Marin Cilic picks up a few tennis balls and walks to the baseline. Across court, there are two cans of tennis balls, one on the T and other out wide of the service line. Cilic’s task was to dislodge each with a one of his trademark booming serves. A sizeable audience assembles on the promenade overlooking the outer court Cilic is practicing on, at the Balewadi Sports Complex. A fair number even found a spot on the bucket seats that adjoin the court. And there’s a decent applause when the 6-foot-6 Croat knocks down the can placed wide.
At the Tata Open Maharashtra, the first ever ATP level event the city will host, the world no 6 Cilic is the biggest singles player to be competing. And he comes in with a strong reputation. The Croat already has a Grand Slam title to his name, winning the 2014 US Open, but in 2017, he reached the final of the Wimbledon Championships.
“I would say that in the grass season I was, in every possible way, the best I could ever be,” he says. “I was playing extremely well and had a great clay court season. And then I had a great run at Wimbledon. Unfortunately, I was not able to play at my best level in the final.”

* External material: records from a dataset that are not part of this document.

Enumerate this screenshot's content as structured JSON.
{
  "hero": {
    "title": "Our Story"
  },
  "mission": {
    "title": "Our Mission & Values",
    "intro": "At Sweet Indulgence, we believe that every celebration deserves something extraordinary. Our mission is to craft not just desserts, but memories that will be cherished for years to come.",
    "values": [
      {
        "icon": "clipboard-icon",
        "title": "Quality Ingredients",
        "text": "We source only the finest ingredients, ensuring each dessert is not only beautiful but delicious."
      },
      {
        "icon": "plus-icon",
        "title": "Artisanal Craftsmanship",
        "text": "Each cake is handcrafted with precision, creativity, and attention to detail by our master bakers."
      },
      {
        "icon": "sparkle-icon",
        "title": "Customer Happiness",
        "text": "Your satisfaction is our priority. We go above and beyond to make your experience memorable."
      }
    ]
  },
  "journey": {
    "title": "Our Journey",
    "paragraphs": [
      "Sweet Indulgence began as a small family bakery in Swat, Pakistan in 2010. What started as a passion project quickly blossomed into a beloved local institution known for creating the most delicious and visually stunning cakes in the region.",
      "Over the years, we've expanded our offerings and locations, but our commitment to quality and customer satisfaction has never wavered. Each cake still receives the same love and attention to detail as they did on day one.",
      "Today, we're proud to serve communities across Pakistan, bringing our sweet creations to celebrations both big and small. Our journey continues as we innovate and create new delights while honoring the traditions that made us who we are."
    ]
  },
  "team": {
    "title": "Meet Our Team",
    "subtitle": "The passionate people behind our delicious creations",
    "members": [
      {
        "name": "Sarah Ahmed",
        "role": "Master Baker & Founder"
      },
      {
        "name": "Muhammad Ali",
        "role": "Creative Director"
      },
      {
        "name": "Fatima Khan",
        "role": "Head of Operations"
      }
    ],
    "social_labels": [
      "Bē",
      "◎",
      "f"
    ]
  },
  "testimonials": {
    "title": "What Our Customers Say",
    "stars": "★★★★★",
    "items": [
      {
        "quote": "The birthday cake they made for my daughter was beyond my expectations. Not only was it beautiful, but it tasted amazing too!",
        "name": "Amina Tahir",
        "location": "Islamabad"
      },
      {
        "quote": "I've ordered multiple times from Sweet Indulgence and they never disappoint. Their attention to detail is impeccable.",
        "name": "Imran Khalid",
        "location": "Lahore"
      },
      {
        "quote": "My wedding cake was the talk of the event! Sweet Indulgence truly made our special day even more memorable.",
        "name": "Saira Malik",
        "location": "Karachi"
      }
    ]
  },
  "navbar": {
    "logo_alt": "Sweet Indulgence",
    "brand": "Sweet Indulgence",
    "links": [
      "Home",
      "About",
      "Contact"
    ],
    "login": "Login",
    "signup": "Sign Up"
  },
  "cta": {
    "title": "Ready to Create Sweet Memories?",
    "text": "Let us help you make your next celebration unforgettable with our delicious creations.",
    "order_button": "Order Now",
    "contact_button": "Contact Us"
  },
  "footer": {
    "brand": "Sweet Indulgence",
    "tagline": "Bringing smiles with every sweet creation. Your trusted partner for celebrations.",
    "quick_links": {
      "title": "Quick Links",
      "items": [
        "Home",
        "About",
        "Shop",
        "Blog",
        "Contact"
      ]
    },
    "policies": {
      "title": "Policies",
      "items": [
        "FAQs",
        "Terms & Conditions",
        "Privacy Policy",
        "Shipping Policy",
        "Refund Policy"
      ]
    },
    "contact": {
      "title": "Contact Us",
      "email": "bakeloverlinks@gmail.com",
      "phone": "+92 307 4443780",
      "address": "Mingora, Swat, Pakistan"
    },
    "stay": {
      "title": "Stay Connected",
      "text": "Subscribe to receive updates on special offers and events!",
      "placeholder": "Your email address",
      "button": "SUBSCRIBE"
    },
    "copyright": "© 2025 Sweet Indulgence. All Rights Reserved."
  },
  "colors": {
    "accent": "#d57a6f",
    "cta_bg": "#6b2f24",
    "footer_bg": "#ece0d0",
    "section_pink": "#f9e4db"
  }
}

Till the summit clash, the 29-year-old was in scintillating form, losing only three sets (not dropping a single one till the quarterfinals). He was unlucky however, to have come up against a resurgent and in-form Roger Federer in the final. But Cilic did start strongly, keeping up the pace with the Swiss till blisters on his foot slowed him down.
He was near tears at the end of the match, but there was still much for him to take away from his performance that fortnight. It was another gutsy performance by the perennial challenger. “If I can keep doing those things at that kind of level, with that kind of consistency, I think it might happen. It might give me opportunities (to win) other Slams,” he says. Shortly after that run, he broke into the top 5 world rankings, coming up as high as fourth in October. But the lengthy season began to wear him off both physically and mentally.
And by the time he had to compete at the World ATP Finals in London, Cilic failed to win any of his round robin matches against Federer, Alexander Zverev and Jack Sock. “Towards the end of the season, I got a bit mentally tired. I had played a lot of tennis and travelled a lot,” he says. “I felt a bit drained mentally at that critical point of the year. So in a way I learnt a lesson to be a little bit smarter with my scheduling and if I get to that point again, I will look to get more breaks physically and mentally to be fresh till the end of the year.”
The challenge though, not just for Cilic, has become tougher on tour with Federer and Rafael Nadal raising the bar yet again, as both picked up two Grand Slams each in the 2017 season. And with Novak Djokovic and Andy Murray seemingly out for a while, there are expectations on the younger generation to challenge the two veterans.
Interestingly enough, Cilic and Juan Martin Del Potro are the only two below the age of 30 to have won a singles major. “I think it just pushes me to be more determined. They (Federer and Nadal) are getting the challenge higher during the course of their career, they have played at an extremely high level in those big tournaments,” he says. “I believe in the last season I achieved great success and brought my consistency a little bit higher.”
After the off-season, the Croat hopes to continue in the same form that took him to his highest world rank, and that much closer to winning a second Grand Slam. The 2017 season though didn’t quite start well, with a shock first round loss at the Chennai Open to the unfancied Jozef Kovalik.
But in Pune, in a newer stadium compared to the one in Chennai, he likes what is on offer. “Chennai is humid, but it’s dry here,” he says. “And the weather is cool. It’s perfect for me.”